« St. Louis-Area Teachers May Lose Jobs in Wake of Student Transfers | Main | Los Angeles Leaders Exert Pressure to Keep Superintendent Deasy »

Los Angeles Superintendent Signals His Possible Resignation

Los Angeles Superintendent John E. Deasy may resign this winter, the Los Angeles Times reports.

The superintendent has told board members in the nation's second-largest school district that he may leave the district soon, but has not officially submitted a letter of resignation. He told reporters that he would have more to say after he received his job evaluation on Tuesday.

Deasy_Blog.jpg

Deasy has implemented controversial new teacher and principal evaluation systems in the 670,000-student district and received criticism for his affiliation with the Gates Foundation, where he used to work. The district's performance on standardized tests has gone up during his tenure, and Deasy navigated the district through a period of tough budget cuts.

A contentious, expensive school board election last spring brought in candidates who have challenged some of Deasy's policies. The Times reports that Deasy has lost some political standing due to that board race and due to former mayor Antonio Villaraigosa, a Deasy supporter, leaving office.

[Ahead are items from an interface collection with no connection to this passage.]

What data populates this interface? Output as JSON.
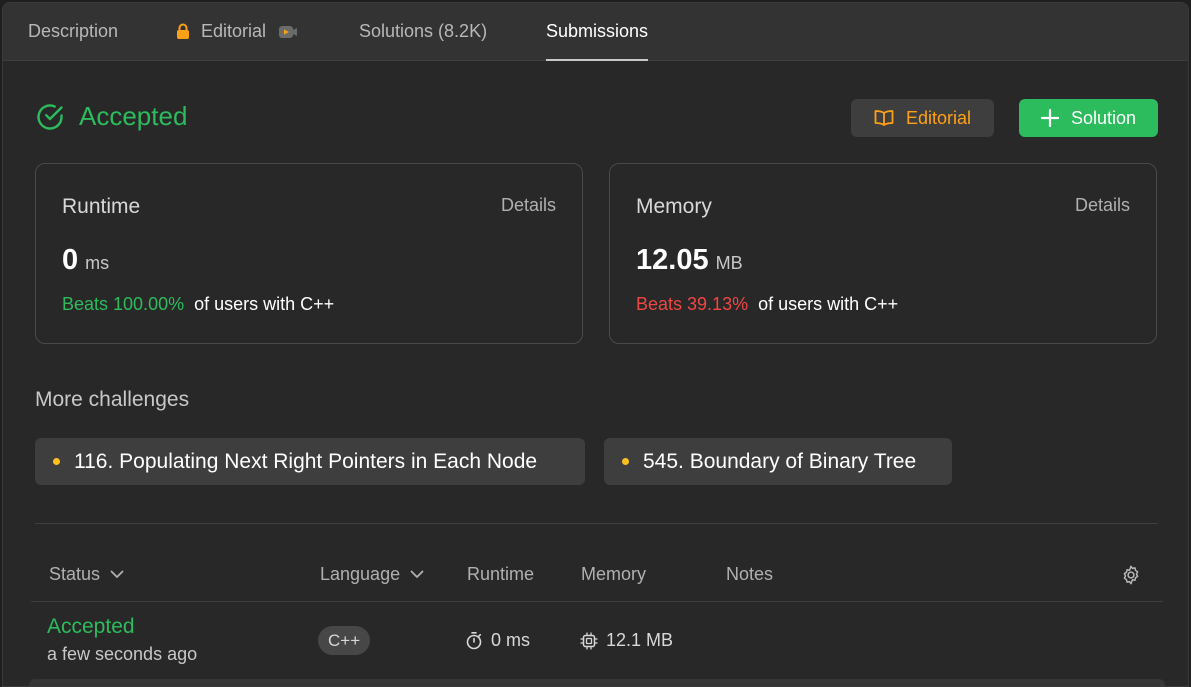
{
  "tabs": {
    "description": "Description",
    "editorial": "Editorial",
    "solutions": "Solutions (8.2K)",
    "submissions": "Submissions"
  },
  "result": {
    "status": "Accepted",
    "editorial_button": "Editorial",
    "solution_button": "Solution"
  },
  "runtime_card": {
    "title": "Runtime",
    "details": "Details",
    "value": "0",
    "unit": "ms",
    "beats": "Beats 100.00%",
    "beats_suffix": "of users with C++"
  },
  "memory_card": {
    "title": "Memory",
    "details": "Details",
    "value": "12.05",
    "unit": "MB",
    "beats": "Beats 39.13%",
    "beats_suffix": "of users with C++"
  },
  "challenges": {
    "title": "More challenges",
    "items": [
      "116. Populating Next Right Pointers in Each Node",
      "545. Boundary of Binary Tree"
    ]
  },
  "table": {
    "headers": {
      "status": "Status",
      "language": "Language",
      "runtime": "Runtime",
      "memory": "Memory",
      "notes": "Notes"
    },
    "rows": [
      {
        "status": "Accepted",
        "time": "a few seconds ago",
        "language": "C++",
        "runtime": "0 ms",
        "memory": "12.1 MB"
      }
    ]
  },
  "colors": {
    "accent_green": "#2cbb5d",
    "accent_orange": "#ffa116",
    "accent_red": "#ef4743",
    "difficulty_dot": "#ffc01e"
  },
  "icons": {
    "lock": "lock-icon",
    "video": "video-icon",
    "check": "check-circle-icon",
    "book": "book-open-icon",
    "plus": "plus-icon",
    "chevron": "chevron-down-icon",
    "gear": "gear-icon",
    "timer": "timer-icon",
    "chip": "memory-chip-icon"
  }
}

Deasy has been superintendent in Los Angeles since 2011. He graduated from the Broad Superintendents' Academy in 2006, and has been superintendent of the Santa Monica-Malibu and Prince George's County school districts.

Los Angeles Unified School District Superintendent John Deasy listens to board members during a 2012 meeting.
--Damian Dovarganes/AP-File

Notice: We recently upgraded our comments. (Learn more here.) If you are logged in as a subscriber or registered user and already have a Display Name on edweek.org, you can post comments. If you do not already have a Display Name, please create one here.
Ground Rules for Posting
We encourage lively debate, but please be respectful of others. Profanity and personal attacks are prohibited. By commenting, you are agreeing to abide by our user agreement.
All comments are public.

Follow This Blog

Advertisement

Most Viewed on Education Week

Categories

Archives

Recent Comments